Directions for this task: From the records below, find each line with the string "premier" and copy it.
Segment Open
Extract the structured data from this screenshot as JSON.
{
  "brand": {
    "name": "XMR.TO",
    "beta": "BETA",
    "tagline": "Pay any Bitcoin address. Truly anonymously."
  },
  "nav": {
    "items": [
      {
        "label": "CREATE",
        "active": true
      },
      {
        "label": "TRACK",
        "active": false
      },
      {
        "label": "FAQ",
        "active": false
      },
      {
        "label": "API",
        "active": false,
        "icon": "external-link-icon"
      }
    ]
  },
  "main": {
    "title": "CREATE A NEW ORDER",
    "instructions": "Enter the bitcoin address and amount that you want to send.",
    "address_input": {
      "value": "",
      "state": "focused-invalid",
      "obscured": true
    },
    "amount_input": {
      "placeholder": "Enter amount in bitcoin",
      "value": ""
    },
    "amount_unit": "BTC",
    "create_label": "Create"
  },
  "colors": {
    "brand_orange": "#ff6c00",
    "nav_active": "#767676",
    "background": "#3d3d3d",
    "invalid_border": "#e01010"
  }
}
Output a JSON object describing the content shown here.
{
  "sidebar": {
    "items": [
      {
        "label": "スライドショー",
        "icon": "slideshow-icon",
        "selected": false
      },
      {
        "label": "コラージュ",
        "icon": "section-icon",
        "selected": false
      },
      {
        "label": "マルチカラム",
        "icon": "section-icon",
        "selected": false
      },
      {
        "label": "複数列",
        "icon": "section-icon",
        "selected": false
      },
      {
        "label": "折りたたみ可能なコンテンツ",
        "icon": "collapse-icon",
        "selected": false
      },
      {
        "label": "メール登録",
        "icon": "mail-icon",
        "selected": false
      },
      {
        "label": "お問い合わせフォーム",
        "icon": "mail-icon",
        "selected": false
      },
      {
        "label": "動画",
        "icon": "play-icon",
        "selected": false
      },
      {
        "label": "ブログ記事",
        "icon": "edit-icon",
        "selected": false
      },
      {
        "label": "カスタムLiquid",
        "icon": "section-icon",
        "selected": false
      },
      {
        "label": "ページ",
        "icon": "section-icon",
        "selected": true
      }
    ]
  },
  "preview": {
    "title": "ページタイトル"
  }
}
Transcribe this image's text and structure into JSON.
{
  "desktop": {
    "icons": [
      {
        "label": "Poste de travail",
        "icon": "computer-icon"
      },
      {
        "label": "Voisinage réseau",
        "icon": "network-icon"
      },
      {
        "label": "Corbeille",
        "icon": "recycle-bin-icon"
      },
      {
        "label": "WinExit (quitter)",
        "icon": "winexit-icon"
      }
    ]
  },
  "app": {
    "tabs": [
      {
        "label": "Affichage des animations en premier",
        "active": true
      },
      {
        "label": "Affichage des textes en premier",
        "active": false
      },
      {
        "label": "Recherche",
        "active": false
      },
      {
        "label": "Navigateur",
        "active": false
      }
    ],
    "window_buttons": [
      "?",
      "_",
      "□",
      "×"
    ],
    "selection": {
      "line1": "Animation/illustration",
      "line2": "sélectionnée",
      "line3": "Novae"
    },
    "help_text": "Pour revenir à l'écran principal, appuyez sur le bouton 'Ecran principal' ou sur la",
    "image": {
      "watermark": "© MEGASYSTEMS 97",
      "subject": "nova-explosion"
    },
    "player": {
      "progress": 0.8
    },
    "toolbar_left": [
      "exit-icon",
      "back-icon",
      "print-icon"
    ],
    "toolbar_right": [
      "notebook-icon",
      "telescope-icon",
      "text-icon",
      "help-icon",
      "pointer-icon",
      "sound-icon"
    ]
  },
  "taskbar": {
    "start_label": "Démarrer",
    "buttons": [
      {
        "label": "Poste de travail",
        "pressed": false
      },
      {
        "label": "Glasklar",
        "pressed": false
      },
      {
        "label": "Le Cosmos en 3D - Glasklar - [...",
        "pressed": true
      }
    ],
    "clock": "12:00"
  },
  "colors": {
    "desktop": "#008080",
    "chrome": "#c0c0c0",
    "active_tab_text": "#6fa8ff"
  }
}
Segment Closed
Reply to the task:
        "label": "Affichage des animations en premier",
        "label": "Affichage des textes en premier",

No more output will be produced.